-- Instructions for the task --
Copy all the lines of the data that include the word "сайт".

■ ■ ■ ■ ■

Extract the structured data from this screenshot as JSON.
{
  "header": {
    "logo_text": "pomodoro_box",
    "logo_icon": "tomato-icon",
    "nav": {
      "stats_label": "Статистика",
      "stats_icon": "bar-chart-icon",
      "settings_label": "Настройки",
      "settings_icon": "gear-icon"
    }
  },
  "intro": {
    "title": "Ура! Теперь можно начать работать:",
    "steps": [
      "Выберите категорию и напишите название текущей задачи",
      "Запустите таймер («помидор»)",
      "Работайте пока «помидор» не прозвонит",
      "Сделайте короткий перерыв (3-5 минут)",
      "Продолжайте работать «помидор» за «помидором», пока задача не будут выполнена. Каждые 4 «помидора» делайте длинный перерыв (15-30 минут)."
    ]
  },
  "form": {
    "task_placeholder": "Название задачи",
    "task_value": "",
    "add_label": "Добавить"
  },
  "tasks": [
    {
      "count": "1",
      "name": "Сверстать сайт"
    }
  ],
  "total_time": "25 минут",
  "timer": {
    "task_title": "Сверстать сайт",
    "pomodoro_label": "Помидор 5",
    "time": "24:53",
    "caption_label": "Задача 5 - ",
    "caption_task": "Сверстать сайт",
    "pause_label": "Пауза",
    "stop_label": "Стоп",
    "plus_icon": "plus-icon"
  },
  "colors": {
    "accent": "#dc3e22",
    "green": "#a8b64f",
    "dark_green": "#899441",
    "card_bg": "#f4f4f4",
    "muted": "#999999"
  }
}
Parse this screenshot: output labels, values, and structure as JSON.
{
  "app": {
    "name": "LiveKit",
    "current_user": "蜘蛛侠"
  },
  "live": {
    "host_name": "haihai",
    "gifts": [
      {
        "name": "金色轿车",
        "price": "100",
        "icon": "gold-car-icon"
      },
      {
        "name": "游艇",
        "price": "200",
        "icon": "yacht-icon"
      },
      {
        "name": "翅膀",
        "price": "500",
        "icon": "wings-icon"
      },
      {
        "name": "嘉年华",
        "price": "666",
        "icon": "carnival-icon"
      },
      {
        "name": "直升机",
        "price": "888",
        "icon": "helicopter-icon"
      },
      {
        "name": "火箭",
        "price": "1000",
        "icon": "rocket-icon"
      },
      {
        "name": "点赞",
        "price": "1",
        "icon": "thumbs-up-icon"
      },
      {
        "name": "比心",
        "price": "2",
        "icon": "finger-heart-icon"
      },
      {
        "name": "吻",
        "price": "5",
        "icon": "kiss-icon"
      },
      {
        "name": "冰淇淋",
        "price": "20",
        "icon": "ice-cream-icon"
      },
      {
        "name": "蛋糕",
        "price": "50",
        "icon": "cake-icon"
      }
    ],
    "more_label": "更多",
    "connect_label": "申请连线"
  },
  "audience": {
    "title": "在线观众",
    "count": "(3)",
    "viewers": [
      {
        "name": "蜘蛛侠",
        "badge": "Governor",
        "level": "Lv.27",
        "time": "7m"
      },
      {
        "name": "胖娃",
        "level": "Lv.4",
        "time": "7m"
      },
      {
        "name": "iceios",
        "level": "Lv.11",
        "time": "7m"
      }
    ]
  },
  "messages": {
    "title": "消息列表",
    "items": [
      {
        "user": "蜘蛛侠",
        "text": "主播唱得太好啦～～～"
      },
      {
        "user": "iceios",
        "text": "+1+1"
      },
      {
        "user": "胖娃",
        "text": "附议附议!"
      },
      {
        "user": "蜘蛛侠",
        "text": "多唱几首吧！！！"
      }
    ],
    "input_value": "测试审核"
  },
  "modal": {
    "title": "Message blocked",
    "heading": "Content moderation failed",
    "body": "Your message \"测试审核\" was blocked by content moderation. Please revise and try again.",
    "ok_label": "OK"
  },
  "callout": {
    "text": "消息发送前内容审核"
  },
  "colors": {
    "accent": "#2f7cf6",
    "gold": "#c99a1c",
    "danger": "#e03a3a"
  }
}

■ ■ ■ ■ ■

-- Your solution --
      "name": "Сверстать сайт"
    "task_title": "Сверстать сайт",
    "caption_task": "Сверстать сайт",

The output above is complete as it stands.